▶ DATA FOR THE TASK:

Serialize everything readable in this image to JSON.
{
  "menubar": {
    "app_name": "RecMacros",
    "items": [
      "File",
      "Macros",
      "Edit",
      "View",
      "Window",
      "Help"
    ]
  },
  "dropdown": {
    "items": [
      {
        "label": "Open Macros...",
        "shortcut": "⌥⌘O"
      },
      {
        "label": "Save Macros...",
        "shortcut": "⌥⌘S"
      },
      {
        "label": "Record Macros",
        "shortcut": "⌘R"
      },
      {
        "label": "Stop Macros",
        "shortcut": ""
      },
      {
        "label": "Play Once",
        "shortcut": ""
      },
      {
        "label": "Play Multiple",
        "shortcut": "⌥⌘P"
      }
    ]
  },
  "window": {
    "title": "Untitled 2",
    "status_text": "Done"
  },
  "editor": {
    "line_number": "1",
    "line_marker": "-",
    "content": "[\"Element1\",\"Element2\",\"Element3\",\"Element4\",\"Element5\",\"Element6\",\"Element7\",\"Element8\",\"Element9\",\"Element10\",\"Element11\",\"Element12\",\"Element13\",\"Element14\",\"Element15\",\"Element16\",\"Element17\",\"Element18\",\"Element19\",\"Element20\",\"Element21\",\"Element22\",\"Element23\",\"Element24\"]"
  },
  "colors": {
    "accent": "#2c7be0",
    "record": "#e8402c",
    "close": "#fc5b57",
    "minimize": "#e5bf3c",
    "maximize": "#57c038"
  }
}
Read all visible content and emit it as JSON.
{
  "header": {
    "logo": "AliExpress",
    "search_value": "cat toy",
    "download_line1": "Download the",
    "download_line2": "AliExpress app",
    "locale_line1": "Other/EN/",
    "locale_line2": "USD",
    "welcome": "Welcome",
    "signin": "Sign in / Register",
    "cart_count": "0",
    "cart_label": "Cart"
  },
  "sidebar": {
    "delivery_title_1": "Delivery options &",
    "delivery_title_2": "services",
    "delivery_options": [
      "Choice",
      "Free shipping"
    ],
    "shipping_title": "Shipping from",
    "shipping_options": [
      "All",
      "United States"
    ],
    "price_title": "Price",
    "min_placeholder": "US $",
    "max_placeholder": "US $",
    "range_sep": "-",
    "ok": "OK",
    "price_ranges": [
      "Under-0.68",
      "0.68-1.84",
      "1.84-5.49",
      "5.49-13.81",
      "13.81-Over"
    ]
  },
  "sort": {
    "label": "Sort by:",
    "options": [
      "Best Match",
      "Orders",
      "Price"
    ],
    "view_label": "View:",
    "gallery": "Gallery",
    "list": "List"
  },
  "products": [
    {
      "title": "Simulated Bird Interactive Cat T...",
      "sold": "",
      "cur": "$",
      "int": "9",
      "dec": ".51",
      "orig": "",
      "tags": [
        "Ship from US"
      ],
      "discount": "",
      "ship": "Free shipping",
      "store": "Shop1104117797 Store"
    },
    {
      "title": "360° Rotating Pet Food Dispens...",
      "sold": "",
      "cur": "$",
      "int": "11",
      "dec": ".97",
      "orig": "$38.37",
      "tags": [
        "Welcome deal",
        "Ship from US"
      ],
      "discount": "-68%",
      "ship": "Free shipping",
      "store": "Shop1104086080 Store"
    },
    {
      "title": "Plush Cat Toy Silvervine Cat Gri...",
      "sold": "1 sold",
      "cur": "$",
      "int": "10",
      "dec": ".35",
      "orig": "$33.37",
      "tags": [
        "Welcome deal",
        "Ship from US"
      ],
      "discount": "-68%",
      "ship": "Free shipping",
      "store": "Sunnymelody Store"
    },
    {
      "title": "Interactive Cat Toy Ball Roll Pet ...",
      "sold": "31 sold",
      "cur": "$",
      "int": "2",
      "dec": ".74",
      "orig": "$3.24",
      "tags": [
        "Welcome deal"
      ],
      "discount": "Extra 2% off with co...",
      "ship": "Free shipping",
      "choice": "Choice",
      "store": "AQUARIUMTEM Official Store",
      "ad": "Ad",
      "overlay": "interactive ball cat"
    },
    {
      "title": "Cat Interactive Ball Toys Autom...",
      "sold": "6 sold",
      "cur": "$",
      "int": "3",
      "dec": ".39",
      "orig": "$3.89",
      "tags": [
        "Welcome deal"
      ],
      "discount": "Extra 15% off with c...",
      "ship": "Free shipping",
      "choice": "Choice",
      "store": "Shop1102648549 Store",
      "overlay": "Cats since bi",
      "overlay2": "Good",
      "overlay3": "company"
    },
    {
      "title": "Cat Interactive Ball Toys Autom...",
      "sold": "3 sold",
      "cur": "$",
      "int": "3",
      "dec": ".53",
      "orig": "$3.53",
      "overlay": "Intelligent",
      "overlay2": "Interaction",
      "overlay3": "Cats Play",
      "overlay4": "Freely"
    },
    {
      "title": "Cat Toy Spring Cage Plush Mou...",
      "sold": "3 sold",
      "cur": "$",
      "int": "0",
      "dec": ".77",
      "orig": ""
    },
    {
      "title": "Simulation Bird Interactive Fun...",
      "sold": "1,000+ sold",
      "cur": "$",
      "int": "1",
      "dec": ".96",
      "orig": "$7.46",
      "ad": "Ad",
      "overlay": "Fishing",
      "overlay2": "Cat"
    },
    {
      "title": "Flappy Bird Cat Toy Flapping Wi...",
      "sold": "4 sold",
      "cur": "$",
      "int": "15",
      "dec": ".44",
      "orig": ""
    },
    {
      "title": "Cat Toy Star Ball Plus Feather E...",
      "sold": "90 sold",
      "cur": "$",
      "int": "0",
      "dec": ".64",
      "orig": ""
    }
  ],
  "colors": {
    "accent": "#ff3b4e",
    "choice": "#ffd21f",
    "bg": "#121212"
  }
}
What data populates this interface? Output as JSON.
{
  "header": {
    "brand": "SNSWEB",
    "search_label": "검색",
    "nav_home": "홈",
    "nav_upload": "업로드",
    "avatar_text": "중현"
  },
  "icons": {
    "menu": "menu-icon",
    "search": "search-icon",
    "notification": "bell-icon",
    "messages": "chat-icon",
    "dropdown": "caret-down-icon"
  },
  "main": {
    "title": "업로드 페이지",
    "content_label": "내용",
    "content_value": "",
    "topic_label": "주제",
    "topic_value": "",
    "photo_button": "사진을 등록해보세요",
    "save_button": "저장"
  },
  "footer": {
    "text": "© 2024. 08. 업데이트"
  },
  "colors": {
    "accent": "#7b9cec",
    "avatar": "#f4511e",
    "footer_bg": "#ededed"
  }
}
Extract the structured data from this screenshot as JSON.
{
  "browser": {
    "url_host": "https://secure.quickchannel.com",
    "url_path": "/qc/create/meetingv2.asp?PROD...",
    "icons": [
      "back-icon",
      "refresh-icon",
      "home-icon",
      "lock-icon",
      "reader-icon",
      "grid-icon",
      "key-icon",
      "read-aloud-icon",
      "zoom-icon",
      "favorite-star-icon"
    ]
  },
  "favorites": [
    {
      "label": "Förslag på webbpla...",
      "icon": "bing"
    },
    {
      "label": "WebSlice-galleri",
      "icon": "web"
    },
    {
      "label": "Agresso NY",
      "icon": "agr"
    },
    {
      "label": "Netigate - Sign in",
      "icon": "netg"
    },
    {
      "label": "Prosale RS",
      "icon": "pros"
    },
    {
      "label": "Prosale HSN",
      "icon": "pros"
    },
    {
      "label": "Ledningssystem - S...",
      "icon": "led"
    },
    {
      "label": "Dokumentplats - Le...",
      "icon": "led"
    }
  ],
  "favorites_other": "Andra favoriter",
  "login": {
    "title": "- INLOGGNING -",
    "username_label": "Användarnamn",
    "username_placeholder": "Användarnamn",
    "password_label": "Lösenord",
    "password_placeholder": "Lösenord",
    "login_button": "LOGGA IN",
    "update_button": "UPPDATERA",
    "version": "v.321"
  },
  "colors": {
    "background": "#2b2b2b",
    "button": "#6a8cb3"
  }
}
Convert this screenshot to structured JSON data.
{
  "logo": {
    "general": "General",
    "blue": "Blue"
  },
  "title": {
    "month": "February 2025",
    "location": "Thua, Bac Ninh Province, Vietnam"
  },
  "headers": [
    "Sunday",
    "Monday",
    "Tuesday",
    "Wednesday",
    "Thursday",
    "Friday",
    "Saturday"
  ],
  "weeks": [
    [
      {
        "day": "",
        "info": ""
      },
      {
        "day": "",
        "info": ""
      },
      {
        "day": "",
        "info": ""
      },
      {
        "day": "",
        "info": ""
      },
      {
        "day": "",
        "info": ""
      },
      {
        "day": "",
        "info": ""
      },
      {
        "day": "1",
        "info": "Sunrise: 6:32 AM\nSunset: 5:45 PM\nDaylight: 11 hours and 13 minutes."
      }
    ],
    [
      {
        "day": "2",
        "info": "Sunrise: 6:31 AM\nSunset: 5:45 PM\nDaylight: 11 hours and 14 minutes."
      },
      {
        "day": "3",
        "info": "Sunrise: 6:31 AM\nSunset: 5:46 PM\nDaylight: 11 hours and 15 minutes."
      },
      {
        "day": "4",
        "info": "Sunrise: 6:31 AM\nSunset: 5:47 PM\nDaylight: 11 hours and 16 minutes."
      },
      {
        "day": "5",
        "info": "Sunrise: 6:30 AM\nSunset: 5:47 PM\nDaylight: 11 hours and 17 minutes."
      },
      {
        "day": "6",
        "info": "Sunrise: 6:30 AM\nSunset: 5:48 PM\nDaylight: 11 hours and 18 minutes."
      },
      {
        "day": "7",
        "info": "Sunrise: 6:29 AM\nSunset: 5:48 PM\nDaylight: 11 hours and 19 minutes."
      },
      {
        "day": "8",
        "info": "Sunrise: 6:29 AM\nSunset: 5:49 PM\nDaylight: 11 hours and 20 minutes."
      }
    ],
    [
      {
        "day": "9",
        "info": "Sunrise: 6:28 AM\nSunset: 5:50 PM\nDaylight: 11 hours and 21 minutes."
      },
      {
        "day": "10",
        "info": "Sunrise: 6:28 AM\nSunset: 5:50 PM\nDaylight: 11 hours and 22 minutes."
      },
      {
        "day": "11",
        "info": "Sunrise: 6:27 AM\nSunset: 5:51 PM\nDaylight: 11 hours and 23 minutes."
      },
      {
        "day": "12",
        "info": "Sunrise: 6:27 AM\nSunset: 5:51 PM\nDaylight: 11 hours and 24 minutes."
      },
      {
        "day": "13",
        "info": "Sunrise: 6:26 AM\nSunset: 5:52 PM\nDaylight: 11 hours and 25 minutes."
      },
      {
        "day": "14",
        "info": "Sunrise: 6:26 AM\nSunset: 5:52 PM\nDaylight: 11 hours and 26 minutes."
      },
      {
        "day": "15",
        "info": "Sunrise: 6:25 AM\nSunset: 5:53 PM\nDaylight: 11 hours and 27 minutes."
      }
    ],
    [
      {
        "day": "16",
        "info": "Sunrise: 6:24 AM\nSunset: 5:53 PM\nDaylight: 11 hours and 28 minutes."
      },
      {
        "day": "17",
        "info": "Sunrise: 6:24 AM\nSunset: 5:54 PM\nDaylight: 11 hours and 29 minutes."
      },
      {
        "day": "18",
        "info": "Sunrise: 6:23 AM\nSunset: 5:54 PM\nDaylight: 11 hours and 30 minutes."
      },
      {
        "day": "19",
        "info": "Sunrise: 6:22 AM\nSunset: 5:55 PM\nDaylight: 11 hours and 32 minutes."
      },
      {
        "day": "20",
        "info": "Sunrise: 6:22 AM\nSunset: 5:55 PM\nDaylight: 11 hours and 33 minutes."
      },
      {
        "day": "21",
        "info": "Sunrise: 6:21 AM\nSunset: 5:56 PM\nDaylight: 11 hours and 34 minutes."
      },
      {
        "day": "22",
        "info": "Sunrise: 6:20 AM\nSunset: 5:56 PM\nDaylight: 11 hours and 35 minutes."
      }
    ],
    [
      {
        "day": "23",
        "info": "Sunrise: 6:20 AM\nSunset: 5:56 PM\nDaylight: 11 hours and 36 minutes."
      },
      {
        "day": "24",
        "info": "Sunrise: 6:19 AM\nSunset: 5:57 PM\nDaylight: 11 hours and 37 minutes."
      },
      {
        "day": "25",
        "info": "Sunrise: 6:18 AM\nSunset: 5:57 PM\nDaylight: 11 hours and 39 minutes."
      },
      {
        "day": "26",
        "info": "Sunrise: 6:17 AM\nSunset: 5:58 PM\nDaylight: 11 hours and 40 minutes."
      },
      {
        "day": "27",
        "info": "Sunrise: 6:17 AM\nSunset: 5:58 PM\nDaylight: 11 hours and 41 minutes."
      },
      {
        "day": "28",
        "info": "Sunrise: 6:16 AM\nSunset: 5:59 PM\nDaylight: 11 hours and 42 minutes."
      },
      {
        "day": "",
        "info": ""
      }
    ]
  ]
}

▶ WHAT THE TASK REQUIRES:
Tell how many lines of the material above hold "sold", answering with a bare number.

▶ ANSWER BELOW:
10